Source material —
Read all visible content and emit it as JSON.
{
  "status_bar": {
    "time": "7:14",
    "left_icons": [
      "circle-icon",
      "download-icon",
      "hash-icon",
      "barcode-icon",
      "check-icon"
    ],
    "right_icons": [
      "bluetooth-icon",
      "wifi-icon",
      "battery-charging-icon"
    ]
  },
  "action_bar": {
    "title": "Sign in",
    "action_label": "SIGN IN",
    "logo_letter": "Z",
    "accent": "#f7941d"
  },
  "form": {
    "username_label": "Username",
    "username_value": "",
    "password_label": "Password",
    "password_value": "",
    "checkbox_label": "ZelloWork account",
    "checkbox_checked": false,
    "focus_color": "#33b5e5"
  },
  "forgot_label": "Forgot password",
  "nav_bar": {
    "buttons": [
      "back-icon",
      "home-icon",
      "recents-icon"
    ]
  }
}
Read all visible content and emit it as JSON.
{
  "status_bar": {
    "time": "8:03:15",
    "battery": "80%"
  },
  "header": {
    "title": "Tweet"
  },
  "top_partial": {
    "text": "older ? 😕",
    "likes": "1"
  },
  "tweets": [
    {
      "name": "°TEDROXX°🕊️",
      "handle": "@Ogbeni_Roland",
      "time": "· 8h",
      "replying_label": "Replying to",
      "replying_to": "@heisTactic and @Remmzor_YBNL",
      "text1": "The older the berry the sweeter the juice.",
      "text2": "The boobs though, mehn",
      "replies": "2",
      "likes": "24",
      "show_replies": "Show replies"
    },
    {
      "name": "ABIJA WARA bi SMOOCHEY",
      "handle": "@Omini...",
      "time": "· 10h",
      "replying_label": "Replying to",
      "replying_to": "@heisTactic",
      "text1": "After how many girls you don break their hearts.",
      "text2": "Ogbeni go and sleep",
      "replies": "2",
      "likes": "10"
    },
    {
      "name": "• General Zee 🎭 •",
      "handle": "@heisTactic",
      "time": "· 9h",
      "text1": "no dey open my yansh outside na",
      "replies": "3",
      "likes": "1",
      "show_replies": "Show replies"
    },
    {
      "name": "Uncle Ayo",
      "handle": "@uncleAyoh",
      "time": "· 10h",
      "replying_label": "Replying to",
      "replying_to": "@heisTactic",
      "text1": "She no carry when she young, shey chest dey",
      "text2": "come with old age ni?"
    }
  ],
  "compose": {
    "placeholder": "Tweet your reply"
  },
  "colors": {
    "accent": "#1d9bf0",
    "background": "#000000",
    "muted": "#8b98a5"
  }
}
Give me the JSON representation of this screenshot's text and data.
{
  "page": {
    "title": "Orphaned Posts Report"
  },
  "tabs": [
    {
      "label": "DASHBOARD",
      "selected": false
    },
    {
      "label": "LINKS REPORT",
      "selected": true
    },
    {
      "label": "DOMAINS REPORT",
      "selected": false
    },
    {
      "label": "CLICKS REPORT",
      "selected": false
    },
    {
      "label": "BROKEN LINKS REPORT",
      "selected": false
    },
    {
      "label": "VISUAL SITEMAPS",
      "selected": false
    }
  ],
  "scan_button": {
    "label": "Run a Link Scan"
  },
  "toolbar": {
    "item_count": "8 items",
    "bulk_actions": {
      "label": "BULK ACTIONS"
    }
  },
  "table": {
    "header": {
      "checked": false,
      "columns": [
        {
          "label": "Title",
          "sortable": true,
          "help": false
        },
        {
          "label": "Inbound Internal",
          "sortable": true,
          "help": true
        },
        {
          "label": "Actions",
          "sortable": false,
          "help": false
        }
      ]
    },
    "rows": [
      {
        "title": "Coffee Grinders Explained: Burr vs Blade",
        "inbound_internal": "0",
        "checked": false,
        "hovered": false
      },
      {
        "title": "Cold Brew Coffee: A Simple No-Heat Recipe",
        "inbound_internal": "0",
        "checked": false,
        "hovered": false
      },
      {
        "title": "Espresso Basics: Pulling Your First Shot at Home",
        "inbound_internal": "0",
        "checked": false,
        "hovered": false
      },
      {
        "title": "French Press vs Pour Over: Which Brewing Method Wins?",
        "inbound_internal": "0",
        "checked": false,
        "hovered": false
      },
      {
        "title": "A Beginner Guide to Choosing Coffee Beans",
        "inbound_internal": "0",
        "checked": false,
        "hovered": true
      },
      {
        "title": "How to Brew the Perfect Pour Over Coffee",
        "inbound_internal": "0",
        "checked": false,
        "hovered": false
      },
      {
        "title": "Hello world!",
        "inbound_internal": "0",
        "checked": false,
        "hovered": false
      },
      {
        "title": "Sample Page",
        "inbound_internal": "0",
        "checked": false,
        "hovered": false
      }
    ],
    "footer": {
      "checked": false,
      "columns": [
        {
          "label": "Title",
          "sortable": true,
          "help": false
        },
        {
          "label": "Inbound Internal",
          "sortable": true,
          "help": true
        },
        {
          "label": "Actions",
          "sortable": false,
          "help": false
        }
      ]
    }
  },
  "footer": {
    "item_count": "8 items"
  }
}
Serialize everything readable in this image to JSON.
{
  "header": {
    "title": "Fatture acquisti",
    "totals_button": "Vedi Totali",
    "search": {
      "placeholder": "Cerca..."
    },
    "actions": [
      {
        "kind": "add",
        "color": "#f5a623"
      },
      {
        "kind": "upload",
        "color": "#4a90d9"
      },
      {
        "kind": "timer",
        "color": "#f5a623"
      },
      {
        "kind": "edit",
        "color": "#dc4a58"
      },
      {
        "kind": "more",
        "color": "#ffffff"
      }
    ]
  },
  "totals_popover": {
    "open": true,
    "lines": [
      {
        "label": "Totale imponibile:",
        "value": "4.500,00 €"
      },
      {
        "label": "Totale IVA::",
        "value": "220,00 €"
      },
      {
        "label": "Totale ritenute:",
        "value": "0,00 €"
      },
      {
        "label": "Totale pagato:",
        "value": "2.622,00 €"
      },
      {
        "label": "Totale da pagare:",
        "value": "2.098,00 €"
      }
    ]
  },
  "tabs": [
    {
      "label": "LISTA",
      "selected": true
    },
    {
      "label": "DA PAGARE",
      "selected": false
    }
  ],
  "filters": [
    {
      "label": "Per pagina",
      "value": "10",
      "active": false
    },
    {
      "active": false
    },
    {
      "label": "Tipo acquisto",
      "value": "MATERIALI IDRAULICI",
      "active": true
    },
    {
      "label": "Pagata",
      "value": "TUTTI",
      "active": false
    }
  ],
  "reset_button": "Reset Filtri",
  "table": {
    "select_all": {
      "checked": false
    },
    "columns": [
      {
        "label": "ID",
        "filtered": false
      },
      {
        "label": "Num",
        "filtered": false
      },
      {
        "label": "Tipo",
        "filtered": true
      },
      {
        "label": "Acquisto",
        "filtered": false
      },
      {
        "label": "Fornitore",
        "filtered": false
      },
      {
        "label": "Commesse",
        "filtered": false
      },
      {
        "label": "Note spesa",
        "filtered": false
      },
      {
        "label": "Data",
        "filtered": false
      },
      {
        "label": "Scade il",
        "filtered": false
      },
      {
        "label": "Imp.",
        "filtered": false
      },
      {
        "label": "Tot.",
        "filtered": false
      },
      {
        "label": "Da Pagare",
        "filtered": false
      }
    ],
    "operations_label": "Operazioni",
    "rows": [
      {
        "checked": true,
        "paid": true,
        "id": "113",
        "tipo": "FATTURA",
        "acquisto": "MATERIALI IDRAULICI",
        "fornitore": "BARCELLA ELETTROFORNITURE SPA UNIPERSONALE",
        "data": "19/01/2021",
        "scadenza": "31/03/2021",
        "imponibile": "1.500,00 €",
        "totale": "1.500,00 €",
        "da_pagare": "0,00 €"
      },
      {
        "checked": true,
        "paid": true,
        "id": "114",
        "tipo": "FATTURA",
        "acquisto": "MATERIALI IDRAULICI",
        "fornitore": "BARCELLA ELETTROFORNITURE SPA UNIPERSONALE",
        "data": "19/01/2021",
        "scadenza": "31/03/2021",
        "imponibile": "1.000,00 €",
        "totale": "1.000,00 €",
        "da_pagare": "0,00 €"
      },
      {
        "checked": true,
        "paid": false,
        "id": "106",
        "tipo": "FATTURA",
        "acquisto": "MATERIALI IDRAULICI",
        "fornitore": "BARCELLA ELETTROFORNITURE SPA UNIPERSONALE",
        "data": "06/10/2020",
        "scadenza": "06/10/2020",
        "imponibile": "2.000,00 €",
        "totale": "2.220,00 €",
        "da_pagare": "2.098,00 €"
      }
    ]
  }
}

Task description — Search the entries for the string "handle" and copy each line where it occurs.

The completed task —
      "handle": "@Ogbeni_Roland",
      "handle": "@Omini...",
      "handle": "@heisTactic",
      "handle": "@uncleAyoh",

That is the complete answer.